Top of DATA FOR THIS TASK

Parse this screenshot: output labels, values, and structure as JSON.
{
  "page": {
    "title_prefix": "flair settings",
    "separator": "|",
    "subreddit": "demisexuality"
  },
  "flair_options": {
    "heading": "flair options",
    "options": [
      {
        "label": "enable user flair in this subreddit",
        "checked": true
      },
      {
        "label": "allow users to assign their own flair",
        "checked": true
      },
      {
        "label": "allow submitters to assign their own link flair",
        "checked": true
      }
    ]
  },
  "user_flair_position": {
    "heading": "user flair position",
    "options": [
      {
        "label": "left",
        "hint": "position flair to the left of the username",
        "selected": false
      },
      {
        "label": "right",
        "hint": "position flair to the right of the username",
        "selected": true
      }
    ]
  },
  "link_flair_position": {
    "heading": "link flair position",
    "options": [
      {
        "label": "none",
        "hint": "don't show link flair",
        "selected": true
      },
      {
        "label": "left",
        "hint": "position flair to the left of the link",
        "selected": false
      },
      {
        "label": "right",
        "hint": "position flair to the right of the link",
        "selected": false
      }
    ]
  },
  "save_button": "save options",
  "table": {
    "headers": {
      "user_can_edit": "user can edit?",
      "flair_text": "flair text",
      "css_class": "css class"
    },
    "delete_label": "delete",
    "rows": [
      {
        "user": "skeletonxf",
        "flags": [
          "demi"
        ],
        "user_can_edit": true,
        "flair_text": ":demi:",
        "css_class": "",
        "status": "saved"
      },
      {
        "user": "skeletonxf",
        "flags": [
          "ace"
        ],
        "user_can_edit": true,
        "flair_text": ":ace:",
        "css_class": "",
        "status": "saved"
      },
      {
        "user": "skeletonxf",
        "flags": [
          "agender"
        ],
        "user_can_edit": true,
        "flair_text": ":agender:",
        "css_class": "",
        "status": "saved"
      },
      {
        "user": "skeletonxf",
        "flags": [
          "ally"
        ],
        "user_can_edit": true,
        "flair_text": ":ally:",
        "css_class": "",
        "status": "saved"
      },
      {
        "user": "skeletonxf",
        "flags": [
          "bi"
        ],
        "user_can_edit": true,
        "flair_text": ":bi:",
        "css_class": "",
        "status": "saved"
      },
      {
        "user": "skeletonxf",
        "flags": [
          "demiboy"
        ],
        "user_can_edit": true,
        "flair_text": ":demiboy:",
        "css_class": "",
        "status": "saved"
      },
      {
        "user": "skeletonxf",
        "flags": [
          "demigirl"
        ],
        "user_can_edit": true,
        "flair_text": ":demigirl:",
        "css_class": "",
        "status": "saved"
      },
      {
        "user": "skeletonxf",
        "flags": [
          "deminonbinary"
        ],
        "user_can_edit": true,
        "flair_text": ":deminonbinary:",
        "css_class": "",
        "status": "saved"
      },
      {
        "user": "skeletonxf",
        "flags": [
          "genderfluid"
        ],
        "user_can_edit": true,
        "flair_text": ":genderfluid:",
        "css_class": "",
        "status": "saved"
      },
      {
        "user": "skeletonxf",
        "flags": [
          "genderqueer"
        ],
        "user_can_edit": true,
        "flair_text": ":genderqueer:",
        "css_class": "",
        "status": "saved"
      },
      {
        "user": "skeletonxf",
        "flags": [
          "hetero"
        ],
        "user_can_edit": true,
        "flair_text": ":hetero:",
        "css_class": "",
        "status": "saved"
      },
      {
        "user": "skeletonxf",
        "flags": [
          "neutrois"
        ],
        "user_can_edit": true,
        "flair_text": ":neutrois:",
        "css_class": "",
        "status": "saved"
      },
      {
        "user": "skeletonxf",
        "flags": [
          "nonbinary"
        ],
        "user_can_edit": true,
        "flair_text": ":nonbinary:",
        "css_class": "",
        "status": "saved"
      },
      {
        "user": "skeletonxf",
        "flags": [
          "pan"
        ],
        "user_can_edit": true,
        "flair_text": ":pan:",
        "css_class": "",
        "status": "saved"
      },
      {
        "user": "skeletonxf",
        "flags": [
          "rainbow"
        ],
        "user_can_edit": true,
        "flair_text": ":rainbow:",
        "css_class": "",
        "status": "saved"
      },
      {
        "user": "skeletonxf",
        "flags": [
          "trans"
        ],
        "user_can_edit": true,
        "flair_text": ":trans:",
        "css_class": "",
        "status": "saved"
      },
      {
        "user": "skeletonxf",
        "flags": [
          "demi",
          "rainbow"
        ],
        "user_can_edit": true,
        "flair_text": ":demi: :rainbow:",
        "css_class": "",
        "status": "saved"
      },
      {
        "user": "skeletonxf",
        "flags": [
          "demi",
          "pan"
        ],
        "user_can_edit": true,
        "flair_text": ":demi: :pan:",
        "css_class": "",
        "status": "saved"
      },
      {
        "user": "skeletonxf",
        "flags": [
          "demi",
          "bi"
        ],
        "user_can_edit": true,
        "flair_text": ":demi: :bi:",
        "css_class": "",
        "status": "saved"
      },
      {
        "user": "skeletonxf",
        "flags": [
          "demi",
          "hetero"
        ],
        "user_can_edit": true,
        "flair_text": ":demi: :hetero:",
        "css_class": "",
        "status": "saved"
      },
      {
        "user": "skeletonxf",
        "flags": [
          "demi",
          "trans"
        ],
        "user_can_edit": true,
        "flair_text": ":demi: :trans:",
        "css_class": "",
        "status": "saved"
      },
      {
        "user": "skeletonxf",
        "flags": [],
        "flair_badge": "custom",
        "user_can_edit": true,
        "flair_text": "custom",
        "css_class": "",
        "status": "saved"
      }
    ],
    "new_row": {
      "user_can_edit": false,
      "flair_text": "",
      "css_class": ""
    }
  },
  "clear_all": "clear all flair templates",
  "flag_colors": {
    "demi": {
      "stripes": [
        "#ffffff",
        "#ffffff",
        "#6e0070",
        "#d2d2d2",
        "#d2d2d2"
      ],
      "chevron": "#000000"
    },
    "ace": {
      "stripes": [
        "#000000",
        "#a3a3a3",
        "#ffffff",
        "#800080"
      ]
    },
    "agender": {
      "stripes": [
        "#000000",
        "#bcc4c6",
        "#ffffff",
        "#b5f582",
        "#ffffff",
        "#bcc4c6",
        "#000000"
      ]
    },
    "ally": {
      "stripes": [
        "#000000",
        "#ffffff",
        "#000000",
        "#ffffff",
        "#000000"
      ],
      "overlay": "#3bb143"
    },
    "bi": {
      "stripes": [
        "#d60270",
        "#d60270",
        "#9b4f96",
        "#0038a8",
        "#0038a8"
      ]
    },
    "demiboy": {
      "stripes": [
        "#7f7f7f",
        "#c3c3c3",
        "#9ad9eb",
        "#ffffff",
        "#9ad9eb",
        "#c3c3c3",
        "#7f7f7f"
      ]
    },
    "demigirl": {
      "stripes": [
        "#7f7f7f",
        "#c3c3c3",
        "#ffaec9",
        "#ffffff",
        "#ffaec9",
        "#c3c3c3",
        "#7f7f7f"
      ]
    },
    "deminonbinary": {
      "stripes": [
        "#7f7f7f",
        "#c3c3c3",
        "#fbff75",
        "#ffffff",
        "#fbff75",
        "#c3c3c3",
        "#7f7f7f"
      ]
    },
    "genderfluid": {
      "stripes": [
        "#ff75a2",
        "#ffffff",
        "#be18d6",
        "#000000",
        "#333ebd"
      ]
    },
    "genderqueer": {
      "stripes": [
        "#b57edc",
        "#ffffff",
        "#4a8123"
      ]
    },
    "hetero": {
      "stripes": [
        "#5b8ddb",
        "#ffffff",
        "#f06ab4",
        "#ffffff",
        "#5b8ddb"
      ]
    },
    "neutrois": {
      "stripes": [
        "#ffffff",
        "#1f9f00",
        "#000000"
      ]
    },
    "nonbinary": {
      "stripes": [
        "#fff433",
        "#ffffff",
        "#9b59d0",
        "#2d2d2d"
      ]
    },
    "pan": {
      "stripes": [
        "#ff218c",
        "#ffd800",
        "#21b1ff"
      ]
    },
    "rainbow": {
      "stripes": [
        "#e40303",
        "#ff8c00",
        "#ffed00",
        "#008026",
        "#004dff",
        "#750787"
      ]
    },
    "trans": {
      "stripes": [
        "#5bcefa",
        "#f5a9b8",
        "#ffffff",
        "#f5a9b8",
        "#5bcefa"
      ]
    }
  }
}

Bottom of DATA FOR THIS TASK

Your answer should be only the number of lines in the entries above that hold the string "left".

▶ **SOLUTION**:
4